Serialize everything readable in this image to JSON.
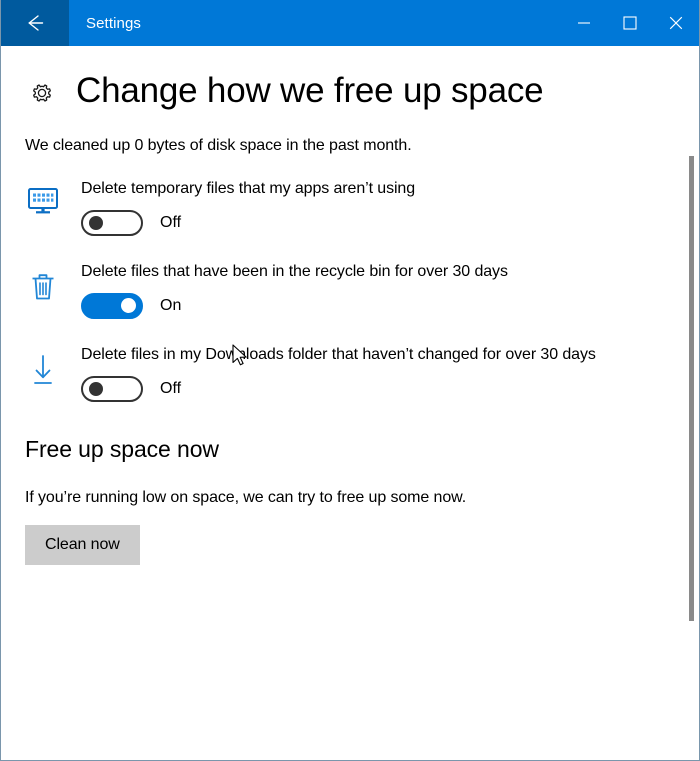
{
  "window": {
    "title": "Settings",
    "back_icon": "back-arrow-icon",
    "controls": {
      "minimize": "minimize-icon",
      "maximize": "maximize-icon",
      "close": "close-icon"
    },
    "accent_color": "#0078d7",
    "back_button_color": "#005a9e",
    "border_color": "#7a96ac"
  },
  "page": {
    "icon": "gear-icon",
    "title": "Change how we free up space",
    "summary": "We cleaned up 0 bytes of disk space in the past month."
  },
  "settings": [
    {
      "icon": "monitor-temp-files-icon",
      "label": "Delete temporary files that my apps aren’t using",
      "toggle_state": "Off",
      "toggle_on": false
    },
    {
      "icon": "recycle-bin-icon",
      "label": "Delete files that have been in the recycle bin for over 30 days",
      "toggle_state": "On",
      "toggle_on": true
    },
    {
      "icon": "download-arrow-icon",
      "label": "Delete files in my Downloads folder that haven’t changed for over 30 days",
      "toggle_state": "Off",
      "toggle_on": false
    }
  ],
  "free_up_section": {
    "heading": "Free up space now",
    "description": "If you’re running low on space, we can try to free up some now.",
    "button_label": "Clean now",
    "button_color": "#cccccc"
  },
  "scrollbar": {
    "thumb_color": "#8a8a8a"
  }
}
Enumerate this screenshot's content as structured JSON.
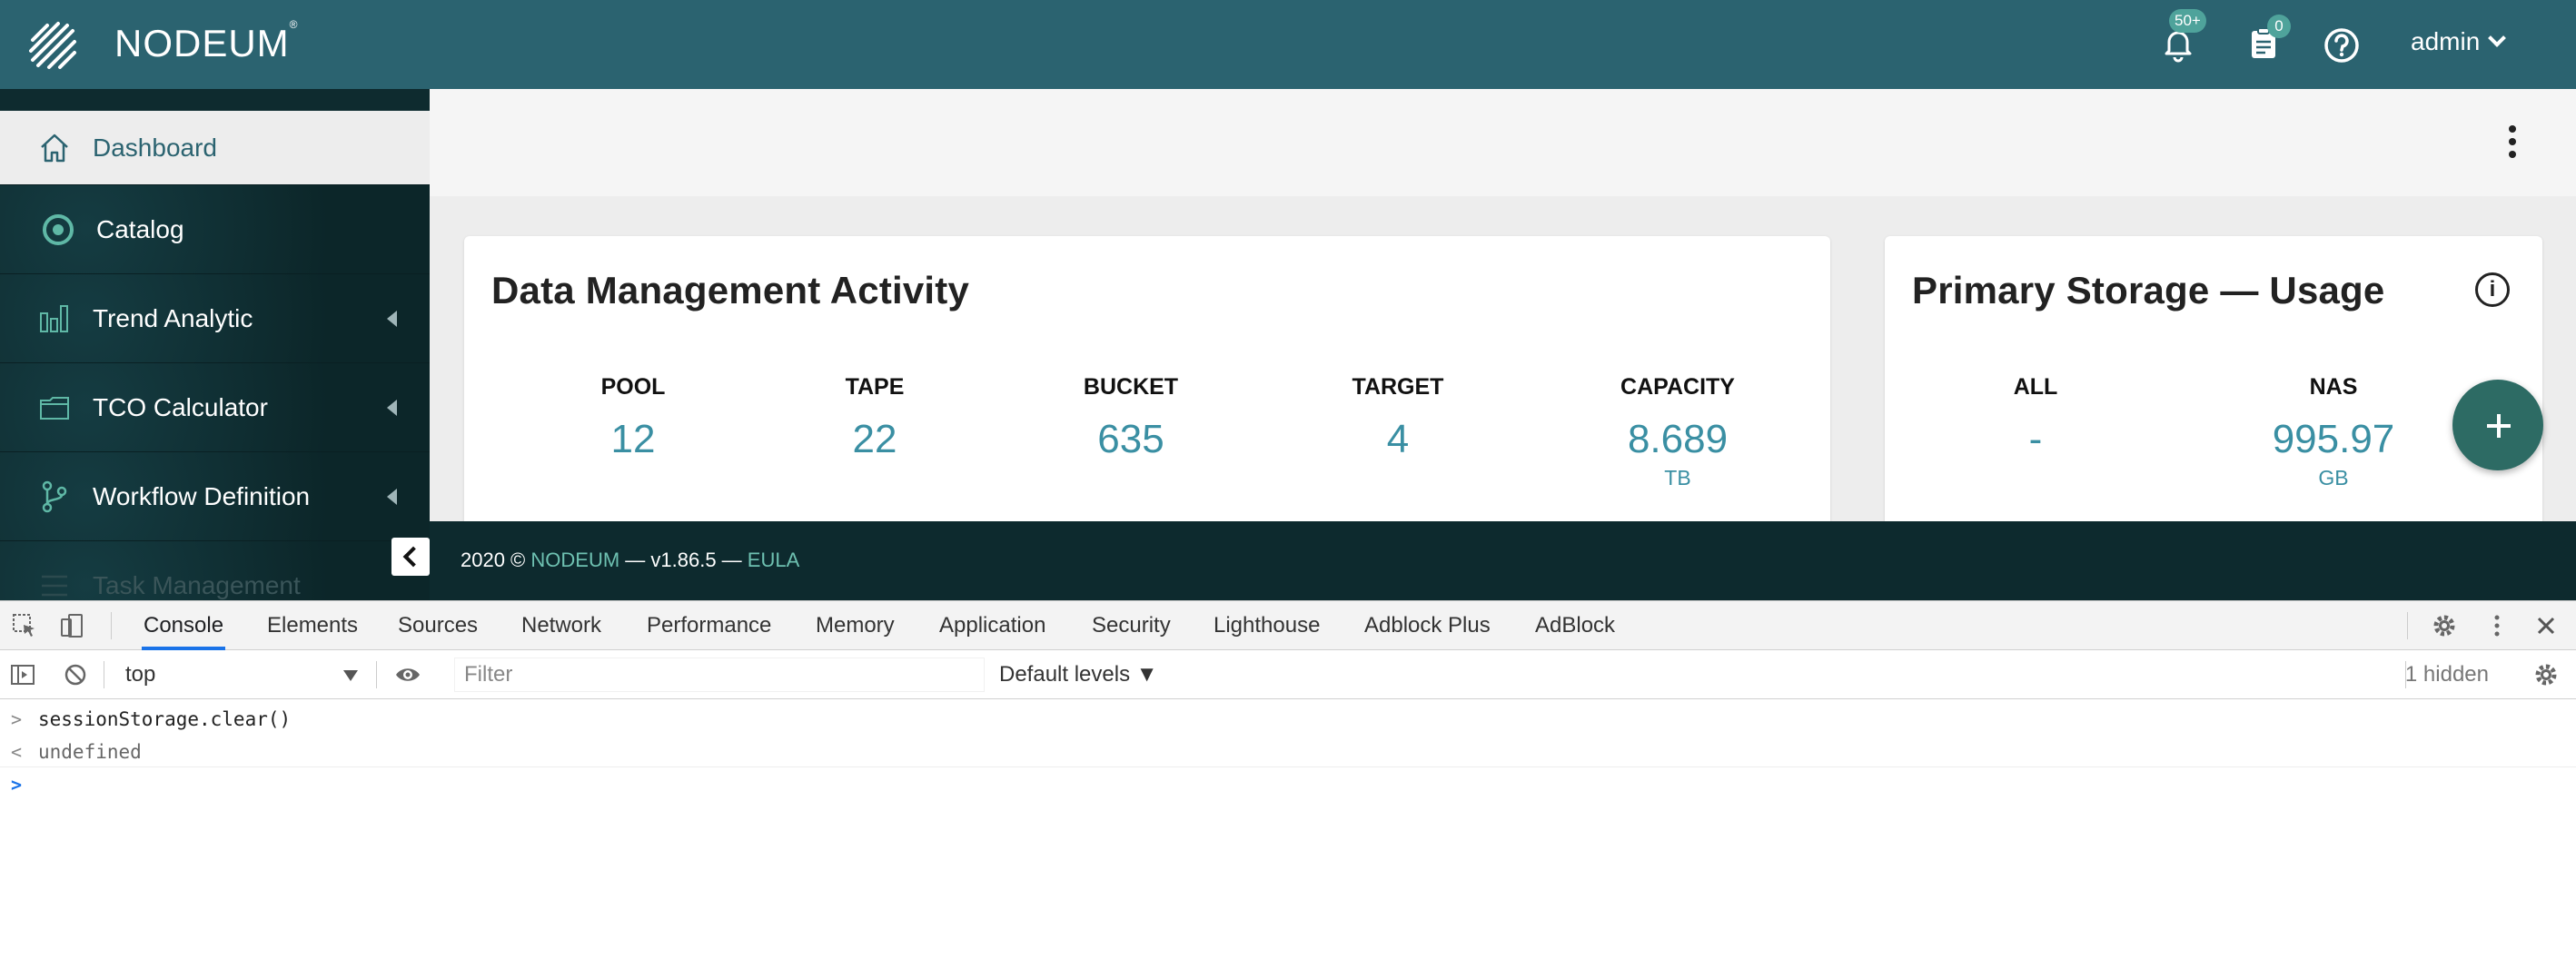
{
  "topbar": {
    "brand": "NODEUM",
    "brand_mark": "®",
    "notifications_badge": "50+",
    "tasks_badge": "0",
    "user_name": "admin"
  },
  "sidebar": {
    "items": [
      {
        "label": "Dashboard",
        "icon": "home-icon"
      },
      {
        "label": "Catalog",
        "icon": "target-icon"
      },
      {
        "label": "Trend Analytic",
        "icon": "bar-chart-icon"
      },
      {
        "label": "TCO Calculator",
        "icon": "folder-icon"
      },
      {
        "label": "Workflow Definition",
        "icon": "branch-icon"
      },
      {
        "label": "Task Management",
        "icon": "list-icon"
      }
    ]
  },
  "data_activity": {
    "title": "Data Management Activity",
    "stats": [
      {
        "key": "POOL",
        "value": "12",
        "unit": ""
      },
      {
        "key": "TAPE",
        "value": "22",
        "unit": ""
      },
      {
        "key": "BUCKET",
        "value": "635",
        "unit": ""
      },
      {
        "key": "TARGET",
        "value": "4",
        "unit": ""
      },
      {
        "key": "CAPACITY",
        "value": "8.689",
        "unit": "TB"
      }
    ]
  },
  "primary_storage": {
    "title": "Primary Storage — Usage",
    "stats": [
      {
        "key": "ALL",
        "value": "-",
        "unit": ""
      },
      {
        "key": "NAS",
        "value": "995.97",
        "unit": "GB"
      }
    ]
  },
  "footer": {
    "copyright": "2020 © ",
    "brand": "NODEUM",
    "version": " — v1.86.5 — ",
    "eula": "EULA"
  },
  "devtools": {
    "tabs": [
      "Console",
      "Elements",
      "Sources",
      "Network",
      "Performance",
      "Memory",
      "Application",
      "Security",
      "Lighthouse",
      "Adblock Plus",
      "AdBlock"
    ],
    "active_tab": "Console",
    "context": "top",
    "filter_placeholder": "Filter",
    "levels": "Default levels ▼",
    "hidden": "1 hidden",
    "lines": [
      {
        "prefix": ">",
        "text": "sessionStorage.clear()"
      },
      {
        "prefix": "<",
        "text": "undefined"
      },
      {
        "prefix": ">",
        "text": ""
      }
    ]
  },
  "colors": {
    "topbar": "#2b6370",
    "sidebar": "#0d2a2e",
    "accent": "#3a8fa3",
    "fab": "#2d6b64"
  }
}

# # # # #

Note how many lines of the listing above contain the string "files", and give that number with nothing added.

4